■ **Supplied data**:

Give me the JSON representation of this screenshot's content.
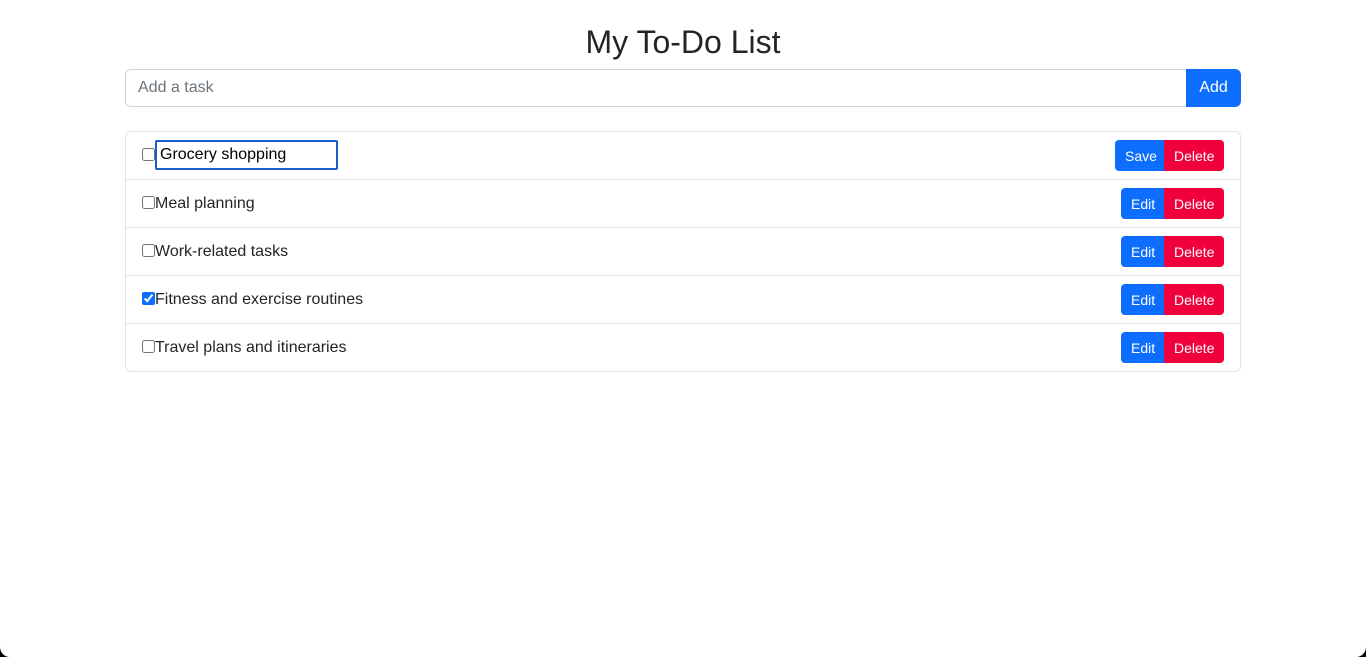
{
  "page": {
    "title": "My To-Do List"
  },
  "add_task": {
    "placeholder": "Add a task",
    "value": "",
    "button_label": "Add"
  },
  "tasks": [
    {
      "text": "Grocery shopping",
      "checked": false,
      "editing": true,
      "primary_label": "Save",
      "delete_label": "Delete"
    },
    {
      "text": "Meal planning",
      "checked": false,
      "editing": false,
      "primary_label": "Edit",
      "delete_label": "Delete"
    },
    {
      "text": "Work-related tasks",
      "checked": false,
      "editing": false,
      "primary_label": "Edit",
      "delete_label": "Delete"
    },
    {
      "text": "Fitness and exercise routines",
      "checked": true,
      "editing": false,
      "primary_label": "Edit",
      "delete_label": "Delete"
    },
    {
      "text": "Travel plans and itineraries",
      "checked": false,
      "editing": false,
      "primary_label": "Edit",
      "delete_label": "Delete"
    }
  ],
  "colors": {
    "primary": "#0d6efd",
    "danger": "#f0003c",
    "border": "#dee2e6",
    "text": "#212529"
  }
}
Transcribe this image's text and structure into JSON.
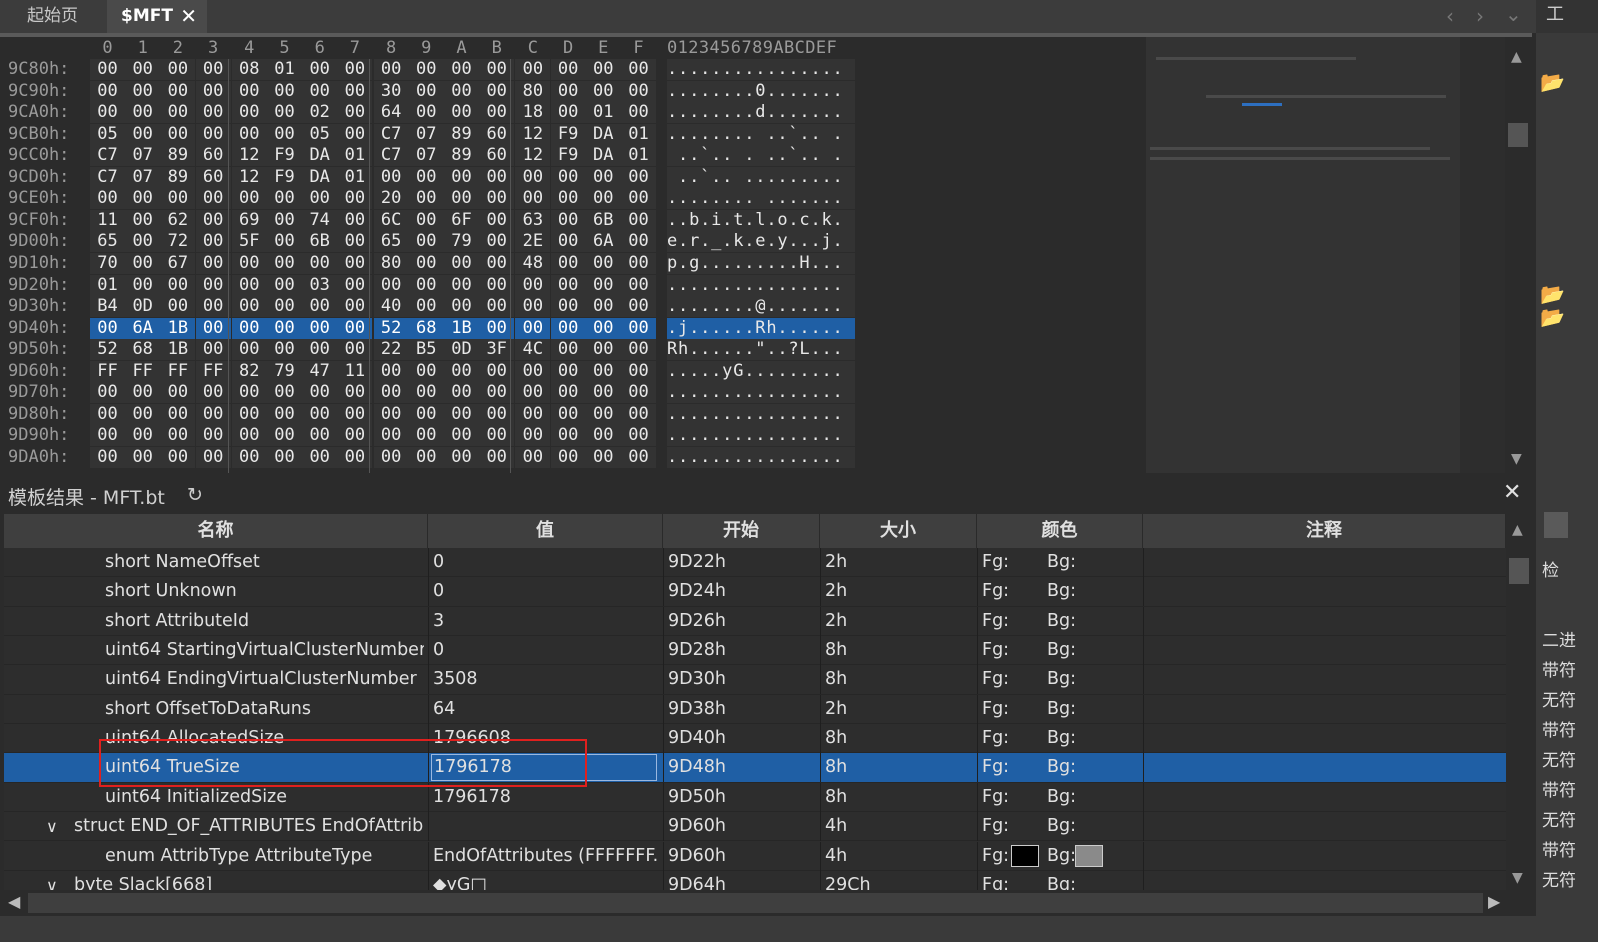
{
  "tabs": [
    {
      "label": "起始页"
    },
    {
      "label": "$MFT"
    }
  ],
  "right_panel": {
    "top_label": "工",
    "label_check": "检",
    "items": [
      "二进",
      "带符",
      "无符",
      "带符",
      "无符",
      "带符",
      "无符",
      "带符",
      "无符"
    ]
  },
  "hex": {
    "columns": [
      "0",
      "1",
      "2",
      "3",
      "4",
      "5",
      "6",
      "7",
      "8",
      "9",
      "A",
      "B",
      "C",
      "D",
      "E",
      "F"
    ],
    "ascii_header": "0123456789ABCDEF",
    "rows": [
      {
        "addr": "9C80h:",
        "bytes": [
          "00",
          "00",
          "00",
          "00",
          "08",
          "01",
          "00",
          "00",
          "00",
          "00",
          "00",
          "00",
          "00",
          "00",
          "00",
          "00"
        ],
        "ascii": "................"
      },
      {
        "addr": "9C90h:",
        "bytes": [
          "00",
          "00",
          "00",
          "00",
          "00",
          "00",
          "00",
          "00",
          "30",
          "00",
          "00",
          "00",
          "80",
          "00",
          "00",
          "00"
        ],
        "ascii": "........0......."
      },
      {
        "addr": "9CA0h:",
        "bytes": [
          "00",
          "00",
          "00",
          "00",
          "00",
          "00",
          "02",
          "00",
          "64",
          "00",
          "00",
          "00",
          "18",
          "00",
          "01",
          "00"
        ],
        "ascii": "........d......."
      },
      {
        "addr": "9CB0h:",
        "bytes": [
          "05",
          "00",
          "00",
          "00",
          "00",
          "00",
          "05",
          "00",
          "C7",
          "07",
          "89",
          "60",
          "12",
          "F9",
          "DA",
          "01"
        ],
        "ascii": "........ ..`.. ."
      },
      {
        "addr": "9CC0h:",
        "bytes": [
          "C7",
          "07",
          "89",
          "60",
          "12",
          "F9",
          "DA",
          "01",
          "C7",
          "07",
          "89",
          "60",
          "12",
          "F9",
          "DA",
          "01"
        ],
        "ascii": " ..`.. . ..`.. ."
      },
      {
        "addr": "9CD0h:",
        "bytes": [
          "C7",
          "07",
          "89",
          "60",
          "12",
          "F9",
          "DA",
          "01",
          "00",
          "00",
          "00",
          "00",
          "00",
          "00",
          "00",
          "00"
        ],
        "ascii": " ..`.. ........."
      },
      {
        "addr": "9CE0h:",
        "bytes": [
          "00",
          "00",
          "00",
          "00",
          "00",
          "00",
          "00",
          "00",
          "20",
          "00",
          "00",
          "00",
          "00",
          "00",
          "00",
          "00"
        ],
        "ascii": "........ ......."
      },
      {
        "addr": "9CF0h:",
        "bytes": [
          "11",
          "00",
          "62",
          "00",
          "69",
          "00",
          "74",
          "00",
          "6C",
          "00",
          "6F",
          "00",
          "63",
          "00",
          "6B",
          "00"
        ],
        "ascii": "..b.i.t.l.o.c.k."
      },
      {
        "addr": "9D00h:",
        "bytes": [
          "65",
          "00",
          "72",
          "00",
          "5F",
          "00",
          "6B",
          "00",
          "65",
          "00",
          "79",
          "00",
          "2E",
          "00",
          "6A",
          "00"
        ],
        "ascii": "e.r._.k.e.y...j."
      },
      {
        "addr": "9D10h:",
        "bytes": [
          "70",
          "00",
          "67",
          "00",
          "00",
          "00",
          "00",
          "00",
          "80",
          "00",
          "00",
          "00",
          "48",
          "00",
          "00",
          "00"
        ],
        "ascii": "p.g.........H..."
      },
      {
        "addr": "9D20h:",
        "bytes": [
          "01",
          "00",
          "00",
          "00",
          "00",
          "00",
          "03",
          "00",
          "00",
          "00",
          "00",
          "00",
          "00",
          "00",
          "00",
          "00"
        ],
        "ascii": "................"
      },
      {
        "addr": "9D30h:",
        "bytes": [
          "B4",
          "0D",
          "00",
          "00",
          "00",
          "00",
          "00",
          "00",
          "40",
          "00",
          "00",
          "00",
          "00",
          "00",
          "00",
          "00"
        ],
        "ascii": "........@......."
      },
      {
        "addr": "9D40h:",
        "bytes": [
          "00",
          "6A",
          "1B",
          "00",
          "00",
          "00",
          "00",
          "00",
          "52",
          "68",
          "1B",
          "00",
          "00",
          "00",
          "00",
          "00"
        ],
        "ascii": ".j......Rh......",
        "selected": true
      },
      {
        "addr": "9D50h:",
        "bytes": [
          "52",
          "68",
          "1B",
          "00",
          "00",
          "00",
          "00",
          "00",
          "22",
          "B5",
          "0D",
          "3F",
          "4C",
          "00",
          "00",
          "00"
        ],
        "ascii": "Rh......\"..?L..."
      },
      {
        "addr": "9D60h:",
        "bytes": [
          "FF",
          "FF",
          "FF",
          "FF",
          "82",
          "79",
          "47",
          "11",
          "00",
          "00",
          "00",
          "00",
          "00",
          "00",
          "00",
          "00"
        ],
        "ascii": ".....yG........."
      },
      {
        "addr": "9D70h:",
        "bytes": [
          "00",
          "00",
          "00",
          "00",
          "00",
          "00",
          "00",
          "00",
          "00",
          "00",
          "00",
          "00",
          "00",
          "00",
          "00",
          "00"
        ],
        "ascii": "................"
      },
      {
        "addr": "9D80h:",
        "bytes": [
          "00",
          "00",
          "00",
          "00",
          "00",
          "00",
          "00",
          "00",
          "00",
          "00",
          "00",
          "00",
          "00",
          "00",
          "00",
          "00"
        ],
        "ascii": "................"
      },
      {
        "addr": "9D90h:",
        "bytes": [
          "00",
          "00",
          "00",
          "00",
          "00",
          "00",
          "00",
          "00",
          "00",
          "00",
          "00",
          "00",
          "00",
          "00",
          "00",
          "00"
        ],
        "ascii": "................"
      },
      {
        "addr": "9DA0h:",
        "bytes": [
          "00",
          "00",
          "00",
          "00",
          "00",
          "00",
          "00",
          "00",
          "00",
          "00",
          "00",
          "00",
          "00",
          "00",
          "00",
          "00"
        ],
        "ascii": "................"
      }
    ]
  },
  "template": {
    "title": "模板结果 - MFT.bt",
    "headers": [
      "名称",
      "值",
      "开始",
      "大小",
      "颜色",
      "注释"
    ],
    "rows": [
      {
        "name": "short NameOffset",
        "value": "0",
        "start": "9D22h",
        "size": "2h",
        "fg": "Fg:",
        "bg": "Bg:",
        "indent": 2
      },
      {
        "name": "short Unknown",
        "value": "0",
        "start": "9D24h",
        "size": "2h",
        "fg": "Fg:",
        "bg": "Bg:",
        "indent": 2
      },
      {
        "name": "short AttributeId",
        "value": "3",
        "start": "9D26h",
        "size": "2h",
        "fg": "Fg:",
        "bg": "Bg:",
        "indent": 2
      },
      {
        "name": "uint64 StartingVirtualClusterNumber",
        "value": "0",
        "start": "9D28h",
        "size": "8h",
        "fg": "Fg:",
        "bg": "Bg:",
        "indent": 2
      },
      {
        "name": "uint64 EndingVirtualClusterNumber",
        "value": "3508",
        "start": "9D30h",
        "size": "8h",
        "fg": "Fg:",
        "bg": "Bg:",
        "indent": 2
      },
      {
        "name": "short OffsetToDataRuns",
        "value": "64",
        "start": "9D38h",
        "size": "2h",
        "fg": "Fg:",
        "bg": "Bg:",
        "indent": 2
      },
      {
        "name": "uint64 AllocatedSize",
        "value": "1796608",
        "start": "9D40h",
        "size": "8h",
        "fg": "Fg:",
        "bg": "Bg:",
        "indent": 2
      },
      {
        "name": "uint64 TrueSize",
        "value": "1796178",
        "start": "9D48h",
        "size": "8h",
        "fg": "Fg:",
        "bg": "Bg:",
        "indent": 2,
        "selected": true
      },
      {
        "name": "uint64 InitializedSize",
        "value": "1796178",
        "start": "9D50h",
        "size": "8h",
        "fg": "Fg:",
        "bg": "Bg:",
        "indent": 2
      },
      {
        "name": "struct END_OF_ATTRIBUTES EndOfAttrib...",
        "value": "",
        "start": "9D60h",
        "size": "4h",
        "fg": "Fg:",
        "bg": "Bg:",
        "indent": 1,
        "expander": true
      },
      {
        "name": "enum AttribType AttributeType",
        "value": "EndOfAttributes (FFFFFFF...",
        "start": "9D60h",
        "size": "4h",
        "fg": "Fg:",
        "bg": "Bg:",
        "indent": 2,
        "swatches": true,
        "fg_color": "#000000",
        "bg_color": "#8a8a8a"
      },
      {
        "name": "byte Slack[668]",
        "value": "◆yG□",
        "start": "9D64h",
        "size": "29Ch",
        "fg": "Fg:",
        "bg": "Bg:",
        "indent": 1,
        "expander": true
      }
    ]
  },
  "colors": {
    "selection": "#1f5fa5",
    "highlight_box": "#e0201e"
  }
}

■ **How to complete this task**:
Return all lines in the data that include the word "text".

■ **Exercise answer**:
      "text": "Grocery shopping",
      "text": "Meal planning",
      "text": "Work-related tasks",
      "text": "Fitness and exercise routines",
      "text": "Travel plans and itineraries",
    "text": "#212529"
Transcribe this image's text and structure into JSON.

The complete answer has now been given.